━━━━━ EXCERPTED RECORDS ━━━━━
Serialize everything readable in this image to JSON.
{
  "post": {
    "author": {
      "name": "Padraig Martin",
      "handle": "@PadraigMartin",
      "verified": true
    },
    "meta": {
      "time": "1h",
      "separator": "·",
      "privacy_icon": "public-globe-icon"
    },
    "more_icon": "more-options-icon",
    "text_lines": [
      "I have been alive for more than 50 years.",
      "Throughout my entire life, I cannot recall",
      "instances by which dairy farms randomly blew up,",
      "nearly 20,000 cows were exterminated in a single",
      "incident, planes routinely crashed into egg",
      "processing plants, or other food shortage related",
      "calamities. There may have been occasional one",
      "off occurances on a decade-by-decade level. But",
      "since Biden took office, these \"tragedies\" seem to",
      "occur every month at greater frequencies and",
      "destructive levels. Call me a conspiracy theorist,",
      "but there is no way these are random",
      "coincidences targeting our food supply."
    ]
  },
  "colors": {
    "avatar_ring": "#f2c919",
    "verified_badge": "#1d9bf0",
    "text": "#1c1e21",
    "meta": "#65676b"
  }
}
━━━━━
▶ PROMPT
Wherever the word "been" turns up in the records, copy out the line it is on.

▶ REPLY
      "I have been alive for more than 50 years.",
      "calamities. There may have been occasional one",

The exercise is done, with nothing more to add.